Following: Caught some of it via VOD. Don’t remember it well enough, but it started sucking quickly enough that I did not finish.
Memento: A stupid, implausible film.
Insomnia: An utter waste of the talents of Al Pacino and Robin Williams, and a tremendous missed opportunity given the powerful latent elements. Look at The Machinist for an example of how to use insomnia effectively.
Batman trilogy: Not great; I’ll take Tim Burton over Christopher Nolan any day of the week.
Inception: I saw this before writing my blog, so I don’t remember why I didn’t like it. But I do remember it wasn’t good.
Interstellar: OK; maybe his best film other than Batman Begins. But Nolan’s best only reaches a marginal thumbs-up.
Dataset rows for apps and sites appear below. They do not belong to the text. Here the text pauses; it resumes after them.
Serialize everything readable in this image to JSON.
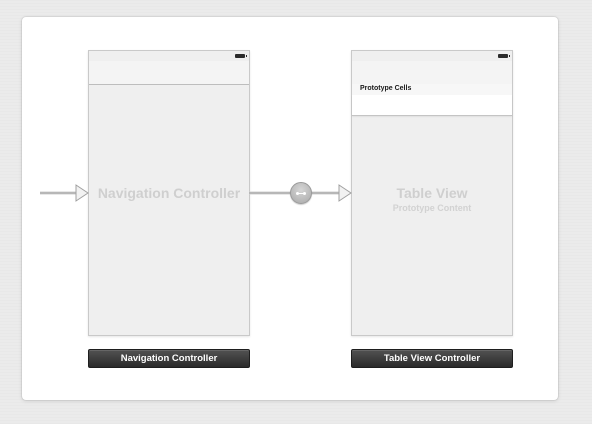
{
  "storyboard": {
    "navigation_scene": {
      "watermark": "Navigation Controller",
      "dock_label": "Navigation Controller"
    },
    "table_scene": {
      "watermark": "Table View",
      "watermark_sub": "Prototype Content",
      "section_header": "Prototype Cells",
      "dock_label": "Table View Controller"
    },
    "segue": {
      "icon": "relationship-segue-icon"
    },
    "entry_point": {
      "icon": "initial-view-controller-arrow-icon"
    }
  },
  "colors": {
    "board_background": "#ffffff",
    "canvas_background": "#ebebeb",
    "scene_background": "#efefef",
    "dock_background": "#2a2a2a",
    "watermark_text": "#cfcfcf"
  }
}
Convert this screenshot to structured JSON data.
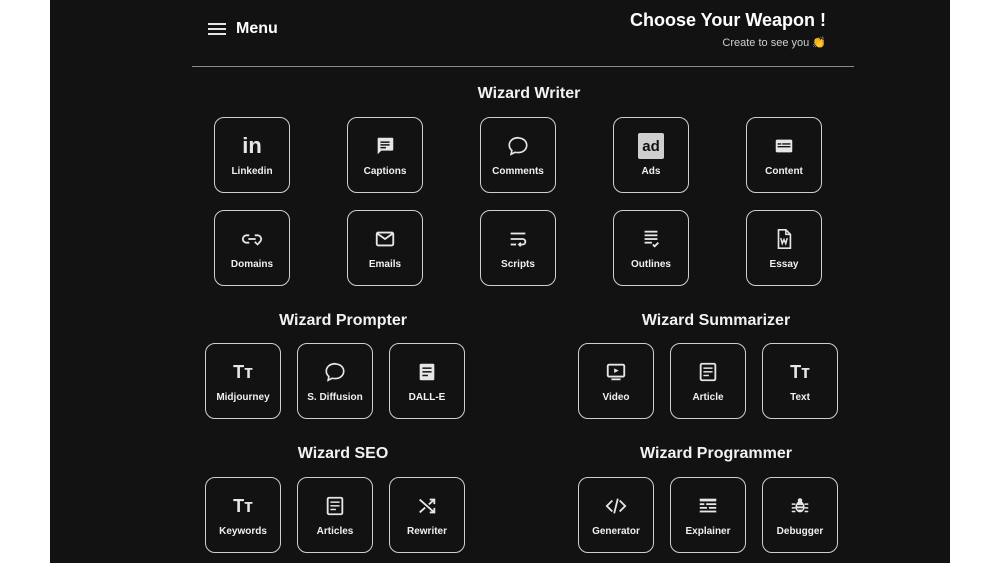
{
  "header": {
    "menu_label": "Menu",
    "title": "Choose Your Weapon !",
    "subtitle": "Create to see you 👏"
  },
  "sections": {
    "writer": {
      "title": "Wizard Writer",
      "tiles": [
        {
          "label": "Linkedin",
          "icon": "linkedin-icon"
        },
        {
          "label": "Captions",
          "icon": "caption-icon"
        },
        {
          "label": "Comments",
          "icon": "comment-icon"
        },
        {
          "label": "Ads",
          "icon": "ad-icon"
        },
        {
          "label": "Content",
          "icon": "content-icon"
        },
        {
          "label": "Domains",
          "icon": "link-icon"
        },
        {
          "label": "Emails",
          "icon": "email-icon"
        },
        {
          "label": "Scripts",
          "icon": "wrap-text-icon"
        },
        {
          "label": "Outlines",
          "icon": "outline-icon"
        },
        {
          "label": "Essay",
          "icon": "word-document-icon"
        }
      ]
    },
    "prompter": {
      "title": "Wizard Prompter",
      "tiles": [
        {
          "label": "Midjourney",
          "icon": "text-size-icon"
        },
        {
          "label": "S. Diffusion",
          "icon": "comment-icon"
        },
        {
          "label": "DALL-E",
          "icon": "article-icon"
        }
      ]
    },
    "summarizer": {
      "title": "Wizard Summarizer",
      "tiles": [
        {
          "label": "Video",
          "icon": "video-icon"
        },
        {
          "label": "Article",
          "icon": "article-icon"
        },
        {
          "label": "Text",
          "icon": "text-size-icon"
        }
      ]
    },
    "seo": {
      "title": "Wizard SEO",
      "tiles": [
        {
          "label": "Keywords",
          "icon": "text-size-icon"
        },
        {
          "label": "Articles",
          "icon": "article-icon"
        },
        {
          "label": "Rewriter",
          "icon": "shuffle-icon"
        }
      ]
    },
    "programmer": {
      "title": "Wizard Programmer",
      "tiles": [
        {
          "label": "Generator",
          "icon": "code-icon"
        },
        {
          "label": "Explainer",
          "icon": "explainer-icon"
        },
        {
          "label": "Debugger",
          "icon": "bug-icon"
        }
      ]
    }
  },
  "icons": {
    "linkedin_text": "in",
    "ad_text": "ad",
    "text_size_text": "Tт"
  },
  "colors": {
    "background": "#121212",
    "tile_border": "#cfcfcf",
    "text": "#ffffff"
  }
}
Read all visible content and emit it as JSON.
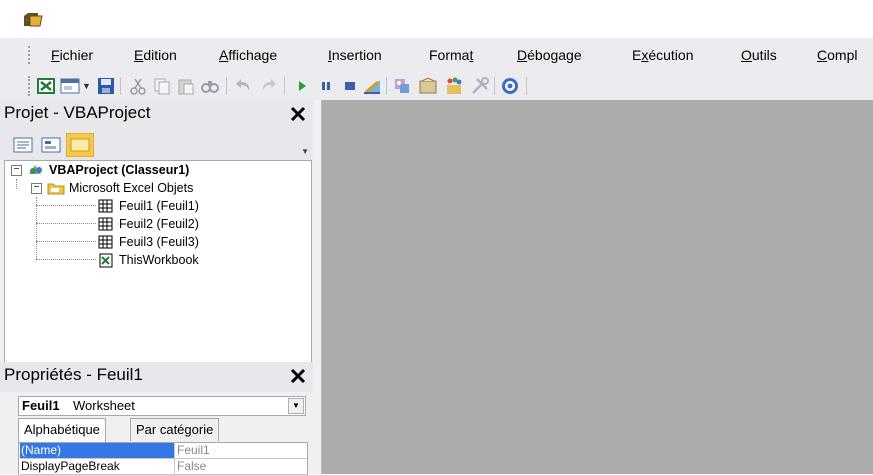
{
  "menubar": {
    "items": [
      {
        "pre": "",
        "u": "F",
        "post": "ichier"
      },
      {
        "pre": "",
        "u": "E",
        "post": "dition"
      },
      {
        "pre": "",
        "u": "A",
        "post": "ffichage"
      },
      {
        "pre": "",
        "u": "I",
        "post": "nsertion"
      },
      {
        "pre": "Forma",
        "u": "t",
        "post": ""
      },
      {
        "pre": "",
        "u": "D",
        "post": "ébogage"
      },
      {
        "pre": "E",
        "u": "x",
        "post": "écution"
      },
      {
        "pre": "",
        "u": "O",
        "post": "utils"
      },
      {
        "pre": "",
        "u": "C",
        "post": "ompl"
      }
    ]
  },
  "toolbar": {
    "icons": [
      "excel-view-icon",
      "insert-userform-icon",
      "dropdown-arrow-icon",
      "save-icon",
      "cut-icon",
      "copy-icon",
      "paste-icon",
      "find-icon",
      "undo-icon",
      "redo-icon",
      "run-icon",
      "break-icon",
      "reset-icon",
      "design-mode-icon",
      "project-explorer-icon",
      "properties-icon",
      "object-browser-icon",
      "toolbox-icon",
      "help-icon"
    ]
  },
  "project_pane": {
    "title": "Projet - VBAProject",
    "tree": {
      "root": "VBAProject (Classeur1)",
      "folder": "Microsoft Excel Objets",
      "sheets": [
        "Feuil1 (Feuil1)",
        "Feuil2 (Feuil2)",
        "Feuil3 (Feuil3)"
      ],
      "workbook": "ThisWorkbook"
    }
  },
  "properties_pane": {
    "title": "Propriétés - Feuil1",
    "object_name": "Feuil1",
    "object_type": "Worksheet",
    "tabs": [
      "Alphabétique",
      "Par catégorie"
    ],
    "rows": [
      {
        "name": "(Name)",
        "value": "Feuil1"
      },
      {
        "name": "DisplayPageBreak",
        "value": "False"
      }
    ]
  },
  "colors": {
    "menu_bg": "#ececf0",
    "mdi_background": "#acacac",
    "selection": "#3578e5"
  }
}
And Dunkirk. I liked the opening sequences, about the first 20-30 minutes, very much. Nolan very effectively demonstrates the utter futility of the situation. For that I give him credit. But then he enters into Balkanized, choppy storytelling that has no flow. The only thing more futile than the armies’ dire circumstance is the hope that Nolan can convey the powerful story at hand in a way it deserves.
Ultimately, add Dunkirk to the long list of films that show what a hack filmmaker Christopher Nolan is. This is a great story that I wish Steven Spielberg had made. 5/10
Comparison Notes: Captain Phillips — for how dramatic, edge-of-your-seat true naval adventures should be told.
UPDATE: I just read about the Dunkirk evacuation on Wikipedia. It was a dire situation, and many lives were lost — but not near so many as Nolan would have you believe: most of the British troops were saved. Watching Dunkirk, you’d think that only a slim percentage of the army survived. This looseness with the facts is about enough to drop my rating down another peg. What a hack.